┌────────

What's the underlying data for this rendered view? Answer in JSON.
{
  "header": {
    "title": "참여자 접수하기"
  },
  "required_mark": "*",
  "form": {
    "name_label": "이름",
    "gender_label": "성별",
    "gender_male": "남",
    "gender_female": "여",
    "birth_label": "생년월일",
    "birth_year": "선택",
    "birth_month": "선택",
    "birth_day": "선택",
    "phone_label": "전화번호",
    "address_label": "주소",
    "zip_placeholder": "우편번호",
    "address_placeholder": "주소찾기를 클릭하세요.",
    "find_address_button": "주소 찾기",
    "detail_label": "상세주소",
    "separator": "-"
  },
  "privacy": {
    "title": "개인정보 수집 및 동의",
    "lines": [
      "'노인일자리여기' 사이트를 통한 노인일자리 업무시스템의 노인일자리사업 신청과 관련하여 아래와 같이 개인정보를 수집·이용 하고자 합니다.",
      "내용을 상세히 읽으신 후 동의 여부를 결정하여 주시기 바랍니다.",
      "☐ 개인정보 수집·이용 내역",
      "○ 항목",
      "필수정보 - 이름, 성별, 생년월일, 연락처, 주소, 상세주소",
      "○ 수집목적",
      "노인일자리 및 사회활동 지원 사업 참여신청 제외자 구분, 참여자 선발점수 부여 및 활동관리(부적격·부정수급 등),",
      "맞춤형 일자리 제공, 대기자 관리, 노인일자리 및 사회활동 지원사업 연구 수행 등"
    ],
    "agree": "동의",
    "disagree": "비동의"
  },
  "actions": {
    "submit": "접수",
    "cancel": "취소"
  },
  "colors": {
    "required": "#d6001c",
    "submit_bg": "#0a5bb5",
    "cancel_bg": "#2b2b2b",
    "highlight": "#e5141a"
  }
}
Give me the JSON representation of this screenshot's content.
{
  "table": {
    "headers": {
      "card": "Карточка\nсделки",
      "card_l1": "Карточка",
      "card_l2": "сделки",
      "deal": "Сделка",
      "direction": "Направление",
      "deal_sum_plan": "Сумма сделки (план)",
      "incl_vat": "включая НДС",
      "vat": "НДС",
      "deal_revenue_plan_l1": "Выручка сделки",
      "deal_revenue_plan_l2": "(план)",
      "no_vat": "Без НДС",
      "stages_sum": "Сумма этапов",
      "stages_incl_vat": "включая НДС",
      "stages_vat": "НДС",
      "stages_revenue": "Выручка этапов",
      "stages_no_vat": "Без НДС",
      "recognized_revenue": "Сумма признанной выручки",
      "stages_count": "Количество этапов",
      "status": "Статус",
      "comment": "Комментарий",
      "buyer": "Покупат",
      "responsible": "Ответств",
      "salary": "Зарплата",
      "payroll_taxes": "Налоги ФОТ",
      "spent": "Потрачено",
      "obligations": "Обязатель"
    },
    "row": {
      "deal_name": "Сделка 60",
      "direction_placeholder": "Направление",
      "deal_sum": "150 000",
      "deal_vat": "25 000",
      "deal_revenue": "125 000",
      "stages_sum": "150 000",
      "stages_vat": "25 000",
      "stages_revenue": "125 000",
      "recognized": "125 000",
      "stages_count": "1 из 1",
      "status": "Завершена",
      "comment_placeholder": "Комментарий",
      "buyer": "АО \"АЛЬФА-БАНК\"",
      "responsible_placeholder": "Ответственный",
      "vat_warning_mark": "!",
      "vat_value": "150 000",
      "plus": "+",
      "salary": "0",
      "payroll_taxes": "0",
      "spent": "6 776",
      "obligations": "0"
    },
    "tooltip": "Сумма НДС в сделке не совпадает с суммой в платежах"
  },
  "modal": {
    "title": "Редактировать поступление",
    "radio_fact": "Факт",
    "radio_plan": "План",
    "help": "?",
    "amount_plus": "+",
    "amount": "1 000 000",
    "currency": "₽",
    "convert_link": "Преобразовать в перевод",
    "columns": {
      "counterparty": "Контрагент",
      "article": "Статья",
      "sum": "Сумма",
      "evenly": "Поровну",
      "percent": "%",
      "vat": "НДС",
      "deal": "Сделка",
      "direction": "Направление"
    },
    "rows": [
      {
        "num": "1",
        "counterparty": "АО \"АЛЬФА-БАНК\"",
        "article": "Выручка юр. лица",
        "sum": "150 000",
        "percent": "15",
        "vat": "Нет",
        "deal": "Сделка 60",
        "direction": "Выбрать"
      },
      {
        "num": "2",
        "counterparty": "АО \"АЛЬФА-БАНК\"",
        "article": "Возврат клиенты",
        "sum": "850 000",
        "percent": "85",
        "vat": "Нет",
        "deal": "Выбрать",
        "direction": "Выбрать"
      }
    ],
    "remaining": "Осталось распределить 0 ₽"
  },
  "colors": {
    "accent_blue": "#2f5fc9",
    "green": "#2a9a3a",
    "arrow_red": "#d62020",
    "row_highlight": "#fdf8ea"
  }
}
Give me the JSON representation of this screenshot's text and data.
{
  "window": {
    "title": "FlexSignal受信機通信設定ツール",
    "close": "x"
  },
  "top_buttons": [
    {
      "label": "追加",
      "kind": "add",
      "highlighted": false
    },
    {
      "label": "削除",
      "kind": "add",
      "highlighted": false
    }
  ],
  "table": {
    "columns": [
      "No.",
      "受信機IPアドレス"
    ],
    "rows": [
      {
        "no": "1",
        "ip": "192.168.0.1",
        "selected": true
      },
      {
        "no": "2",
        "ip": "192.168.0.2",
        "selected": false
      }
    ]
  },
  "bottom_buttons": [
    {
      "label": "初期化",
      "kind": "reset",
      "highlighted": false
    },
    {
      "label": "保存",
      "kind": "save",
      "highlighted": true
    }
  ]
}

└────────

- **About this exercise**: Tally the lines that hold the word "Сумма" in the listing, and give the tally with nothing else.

- **Expected output**: 5